# Exercise description
Each line of the data below should be restated exactly, with images left out.

⁂

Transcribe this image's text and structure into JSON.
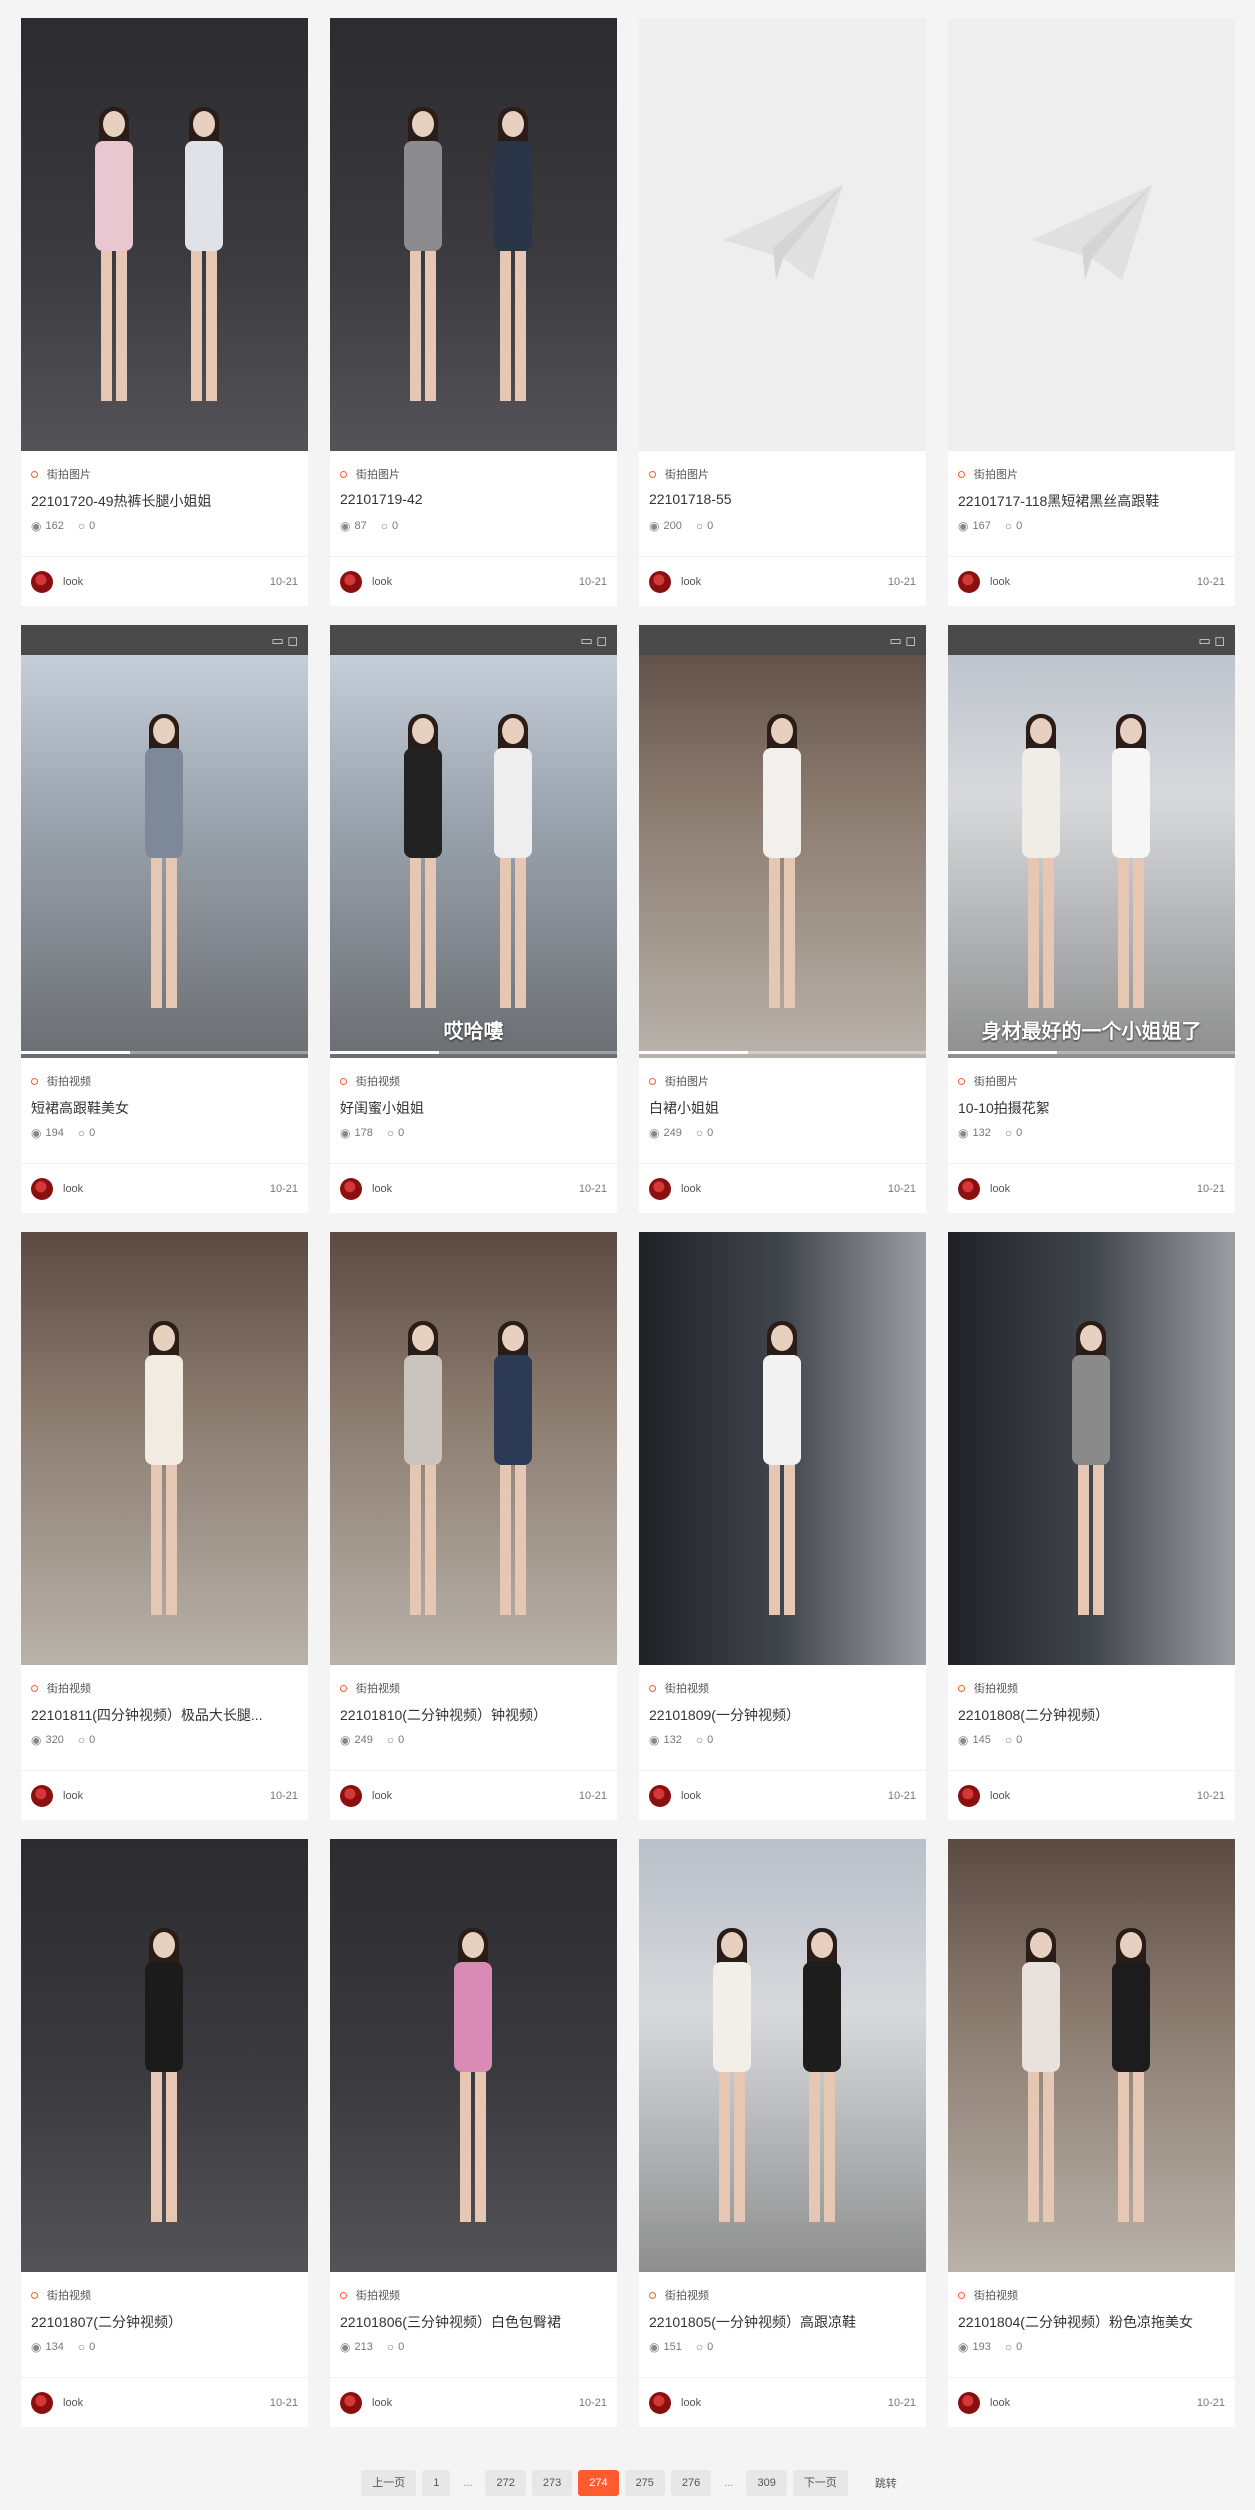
{
  "accent_color": "#ff5b2e",
  "cards": [
    {
      "category": "街拍图片",
      "title": "22101720-49热裤长腿小姐姐",
      "views": "162",
      "comments": "0",
      "author": "look",
      "date": "10-21",
      "thumb": "photo",
      "scene": "night",
      "colors": [
        "#e8c7d0",
        "#dfe3e8"
      ]
    },
    {
      "category": "街拍图片",
      "title": "22101719-42",
      "views": "87",
      "comments": "0",
      "author": "look",
      "date": "10-21",
      "thumb": "photo",
      "scene": "night",
      "colors": [
        "#8c8c90",
        "#2b3548"
      ]
    },
    {
      "category": "街拍图片",
      "title": "22101718-55",
      "views": "200",
      "comments": "0",
      "author": "look",
      "date": "10-21",
      "thumb": "placeholder",
      "scene": "",
      "colors": []
    },
    {
      "category": "街拍图片",
      "title": "22101717-118黑短裙黑丝高跟鞋",
      "views": "167",
      "comments": "0",
      "author": "look",
      "date": "10-21",
      "thumb": "placeholder",
      "scene": "",
      "colors": []
    },
    {
      "category": "街拍视频",
      "title": "短裙高跟鞋美女",
      "views": "194",
      "comments": "0",
      "author": "look",
      "date": "10-21",
      "thumb": "video",
      "scene": "street",
      "caption": "",
      "colors": [
        "#7d8899"
      ]
    },
    {
      "category": "街拍视频",
      "title": "好闺蜜小姐姐",
      "views": "178",
      "comments": "0",
      "author": "look",
      "date": "10-21",
      "thumb": "video",
      "scene": "street",
      "caption": "哎哈嘍",
      "colors": [
        "#222",
        "#eee"
      ]
    },
    {
      "category": "街拍图片",
      "title": "白裙小姐姐",
      "views": "249",
      "comments": "0",
      "author": "look",
      "date": "10-21",
      "thumb": "video",
      "scene": "mall",
      "caption": "",
      "colors": [
        "#f2f0ec"
      ]
    },
    {
      "category": "街拍图片",
      "title": "10-10拍摄花絮",
      "views": "132",
      "comments": "0",
      "author": "look",
      "date": "10-21",
      "thumb": "video",
      "scene": "plaza",
      "caption": "身材最好的一个小姐姐了",
      "colors": [
        "#f0ede6",
        "#f6f6f6"
      ]
    },
    {
      "category": "街拍视频",
      "title": "22101811(四分钟视频）极品大长腿...",
      "views": "320",
      "comments": "0",
      "author": "look",
      "date": "10-21",
      "thumb": "photo",
      "scene": "mall",
      "colors": [
        "#f1ebe1"
      ]
    },
    {
      "category": "街拍视频",
      "title": "22101810(二分钟视频）钟视频）",
      "views": "249",
      "comments": "0",
      "author": "look",
      "date": "10-21",
      "thumb": "photo",
      "scene": "mall",
      "colors": [
        "#c9c4bd",
        "#2c3a55"
      ]
    },
    {
      "category": "街拍视频",
      "title": "22101809(一分钟视频）",
      "views": "132",
      "comments": "0",
      "author": "look",
      "date": "10-21",
      "thumb": "photo",
      "scene": "store",
      "colors": [
        "#f2f2f2"
      ]
    },
    {
      "category": "街拍视频",
      "title": "22101808(二分钟视频）",
      "views": "145",
      "comments": "0",
      "author": "look",
      "date": "10-21",
      "thumb": "photo",
      "scene": "store",
      "colors": [
        "#8a8a8a"
      ]
    },
    {
      "category": "街拍视频",
      "title": "22101807(二分钟视频）",
      "views": "134",
      "comments": "0",
      "author": "look",
      "date": "10-21",
      "thumb": "photo",
      "scene": "night",
      "colors": [
        "#1b1b1b"
      ]
    },
    {
      "category": "街拍视频",
      "title": "22101806(三分钟视频）白色包臀裙",
      "views": "213",
      "comments": "0",
      "author": "look",
      "date": "10-21",
      "thumb": "photo",
      "scene": "night",
      "colors": [
        "#d98bb5"
      ]
    },
    {
      "category": "街拍视频",
      "title": "22101805(一分钟视频）高跟凉鞋",
      "views": "151",
      "comments": "0",
      "author": "look",
      "date": "10-21",
      "thumb": "photo",
      "scene": "plaza",
      "colors": [
        "#f1efe8",
        "#1d1d1d"
      ]
    },
    {
      "category": "街拍视频",
      "title": "22101804(二分钟视频）粉色凉拖美女",
      "views": "193",
      "comments": "0",
      "author": "look",
      "date": "10-21",
      "thumb": "photo",
      "scene": "mall",
      "colors": [
        "#e9e2dc",
        "#1c1c1c"
      ]
    }
  ],
  "pagination": {
    "prev": "上一页",
    "pages_left": [
      "1"
    ],
    "ellipsis": "...",
    "pages_mid": [
      "272",
      "273"
    ],
    "current": "274",
    "pages_after": [
      "275",
      "276"
    ],
    "last": "309",
    "next": "下一页",
    "jump": "跳转"
  }
}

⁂

# Response
Transcribe this image's text and structure into JSON.
{
  "accent_color": "#ff5b2e",
  "cards": [
    {
      "category": "街拍图片",
      "title": "22101720-49热裤长腿小姐姐",
      "views": "162",
      "comments": "0",
      "author": "look",
      "date": "10-21",
      "thumb": "photo",
      "scene": "night",
      "colors": [
        "#e8c7d0",
        "#dfe3e8"
      ]
    },
    {
      "category": "街拍图片",
      "title": "22101719-42",
      "views": "87",
      "comments": "0",
      "author": "look",
      "date": "10-21",
      "thumb": "photo",
      "scene": "night",
      "colors": [
        "#8c8c90",
        "#2b3548"
      ]
    },
    {
      "category": "街拍图片",
      "title": "22101718-55",
      "views": "200",
      "comments": "0",
      "author": "look",
      "date": "10-21",
      "thumb": "placeholder",
      "scene": "",
      "colors": []
    },
    {
      "category": "街拍图片",
      "title": "22101717-118黑短裙黑丝高跟鞋",
      "views": "167",
      "comments": "0",
      "author": "look",
      "date": "10-21",
      "thumb": "placeholder",
      "scene": "",
      "colors": []
    },
    {
      "category": "街拍视频",
      "title": "短裙高跟鞋美女",
      "views": "194",
      "comments": "0",
      "author": "look",
      "date": "10-21",
      "thumb": "video",
      "scene": "street",
      "caption": "",
      "colors": [
        "#7d8899"
      ]
    },
    {
      "category": "街拍视频",
      "title": "好闺蜜小姐姐",
      "views": "178",
      "comments": "0",
      "author": "look",
      "date": "10-21",
      "thumb": "video",
      "scene": "street",
      "caption": "哎哈嘍",
      "colors": [
        "#222",
        "#eee"
      ]
    },
    {
      "category": "街拍图片",
      "title": "白裙小姐姐",
      "views": "249",
      "comments": "0",
      "author": "look",
      "date": "10-21",
      "thumb": "video",
      "scene": "mall",
      "caption": "",
      "colors": [
        "#f2f0ec"
      ]
    },
    {
      "category": "街拍图片",
      "title": "10-10拍摄花絮",
      "views": "132",
      "comments": "0",
      "author": "look",
      "date": "10-21",
      "thumb": "video",
      "scene": "plaza",
      "caption": "身材最好的一个小姐姐了",
      "colors": [
        "#f0ede6",
        "#f6f6f6"
      ]
    },
    {
      "category": "街拍视频",
      "title": "22101811(四分钟视频）极品大长腿...",
      "views": "320",
      "comments": "0",
      "author": "look",
      "date": "10-21",
      "thumb": "photo",
      "scene": "mall",
      "colors": [
        "#f1ebe1"
      ]
    },
    {
      "category": "街拍视频",
      "title": "22101810(二分钟视频）钟视频）",
      "views": "249",
      "comments": "0",
      "author": "look",
      "date": "10-21",
      "thumb": "photo",
      "scene": "mall",
      "colors": [
        "#c9c4bd",
        "#2c3a55"
      ]
    },
    {
      "category": "街拍视频",
      "title": "22101809(一分钟视频）",
      "views": "132",
      "comments": "0",
      "author": "look",
      "date": "10-21",
      "thumb": "photo",
      "scene": "store",
      "colors": [
        "#f2f2f2"
      ]
    },
    {
      "category": "街拍视频",
      "title": "22101808(二分钟视频）",
      "views": "145",
      "comments": "0",
      "author": "look",
      "date": "10-21",
      "thumb": "photo",
      "scene": "store",
      "colors": [
        "#8a8a8a"
      ]
    },
    {
      "category": "街拍视频",
      "title": "22101807(二分钟视频）",
      "views": "134",
      "comments": "0",
      "author": "look",
      "date": "10-21",
      "thumb": "photo",
      "scene": "night",
      "colors": [
        "#1b1b1b"
      ]
    },
    {
      "category": "街拍视频",
      "title": "22101806(三分钟视频）白色包臀裙",
      "views": "213",
      "comments": "0",
      "author": "look",
      "date": "10-21",
      "thumb": "photo",
      "scene": "night",
      "colors": [
        "#d98bb5"
      ]
    },
    {
      "category": "街拍视频",
      "title": "22101805(一分钟视频）高跟凉鞋",
      "views": "151",
      "comments": "0",
      "author": "look",
      "date": "10-21",
      "thumb": "photo",
      "scene": "plaza",
      "colors": [
        "#f1efe8",
        "#1d1d1d"
      ]
    },
    {
      "category": "街拍视频",
      "title": "22101804(二分钟视频）粉色凉拖美女",
      "views": "193",
      "comments": "0",
      "author": "look",
      "date": "10-21",
      "thumb": "photo",
      "scene": "mall",
      "colors": [
        "#e9e2dc",
        "#1c1c1c"
      ]
    }
  ],
  "pagination": {
    "prev": "上一页",
    "pages_left": [
      "1"
    ],
    "ellipsis": "...",
    "pages_mid": [
      "272",
      "273"
    ],
    "current": "274",
    "pages_after": [
      "275",
      "276"
    ],
    "last": "309",
    "next": "下一页",
    "jump": "跳转"
  }
}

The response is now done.